Hintz SR, Kendrick DE, Wilson-Costello DE, Das A, Bell EF, et al. (2011) Early-childhood neurodevelopmental outcomes are not improving for infants born at <25 weeks' gestational age. Pediatrics 127: 62–70.
Kinney HC, Brody BA, Kloman AS, Gilles FH (1988) Sequence of central nervous system myelination in human infancy. II. Patterns of myelination in autopsied infants. J Neuropathol Exp Neurol 47: 217–234.
Hüppi PS, Maier SE, Peled S, Zientara GP, Barnes PD, et al. (1998) Microstructural development of human newborn cerebral white matter assessed in vivo by diffusion tensor magnetic resonance imaging. Pediatr Res 44: 584–590.
Giménez M, Miranda MJ, Born AP, Nagy Z, Rostrup E, et al. (2008) Accelerated cerebral white matter development in preterm infants: a voxel-based morphometry study with diffusion tensor MR imaging. Neuroimage 41: 728–734.
Wisnowski J, L, Bluml S, Lisa P, Zelinski E, Nelson M, D, et al (2013) Altered Glutamatergic Metabolism Associated with Punctate White Matter Lesions In Preterm Infants. PLOS ONE 8(2): e56880 doi: 10.1371/journal.pone.0056880.
Folkerth RD, Haynes RL, Borenstein NS, Belliveau RA, Trachtenberg F, et al. (2004) Developmental lag in superoxide dismutases relative to other antioxidant enzymes in premyelinated human telencephalic white matter. J Neuropathol Exp Neurol 63: 990–999.
Kreis R, Hofmann L, Kuhlmann B, Boesch C, Bossi E, et al. (2002) Brain metabolite composition during early human brain development as measured by quantitative in vivo 1H magnetic resonance spectroscopy. Magn Reson Med 48: 949–958.

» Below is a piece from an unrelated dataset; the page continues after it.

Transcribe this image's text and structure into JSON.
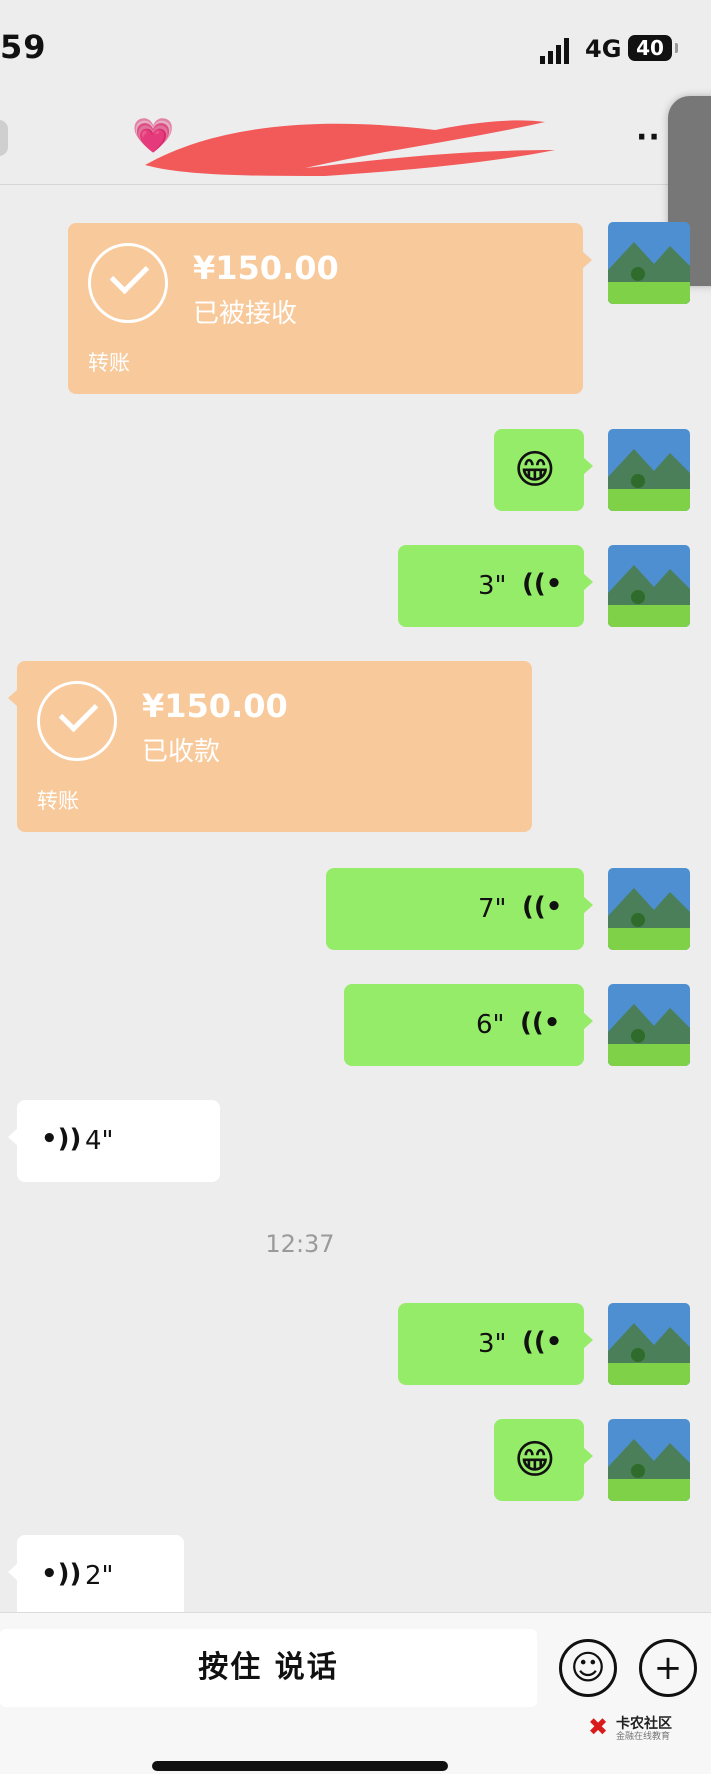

Matsumae M, Kurita D, Atsumi H, Haida M, Sato O, et al. (2001) Sequential changes in MR water proton relaxation time detect the process of rat brain myelination during maturation. Mech Ageing Dev 122: 1281–1291.
Sulyok E, Nyúl Z, Bogner P, Berényi E, Repa I, et al. (2001) Brain water and proton magnetic resonance relaxation in preterm and term rabbit pups: their relation to tissue hyaluronan. Biol Neonate 79: 67–72.